[Listed records Boundary: Start]

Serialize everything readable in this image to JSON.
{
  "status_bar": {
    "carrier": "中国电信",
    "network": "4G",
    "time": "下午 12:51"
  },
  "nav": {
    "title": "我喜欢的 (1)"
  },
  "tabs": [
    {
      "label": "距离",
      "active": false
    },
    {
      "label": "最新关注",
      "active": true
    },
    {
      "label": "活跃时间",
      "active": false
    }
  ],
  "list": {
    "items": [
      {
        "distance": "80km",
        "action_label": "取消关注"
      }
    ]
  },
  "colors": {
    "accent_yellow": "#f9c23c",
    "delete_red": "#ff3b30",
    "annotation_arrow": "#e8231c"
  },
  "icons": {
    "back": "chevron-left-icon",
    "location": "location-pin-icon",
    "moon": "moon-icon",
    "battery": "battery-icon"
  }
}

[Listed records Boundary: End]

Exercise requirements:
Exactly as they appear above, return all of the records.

Result of the task:
Serialize everything readable in this image to JSON.
{
  "status_bar": {
    "carrier": "中国电信",
    "network": "4G",
    "time": "下午 12:51"
  },
  "nav": {
    "title": "我喜欢的 (1)"
  },
  "tabs": [
    {
      "label": "距离",
      "active": false
    },
    {
      "label": "最新关注",
      "active": true
    },
    {
      "label": "活跃时间",
      "active": false
    }
  ],
  "list": {
    "items": [
      {
        "distance": "80km",
        "action_label": "取消关注"
      }
    ]
  },
  "colors": {
    "accent_yellow": "#f9c23c",
    "delete_red": "#ff3b30",
    "annotation_arrow": "#e8231c"
  },
  "icons": {
    "back": "chevron-left-icon",
    "location": "location-pin-icon",
    "moon": "moon-icon",
    "battery": "battery-icon"
  }
}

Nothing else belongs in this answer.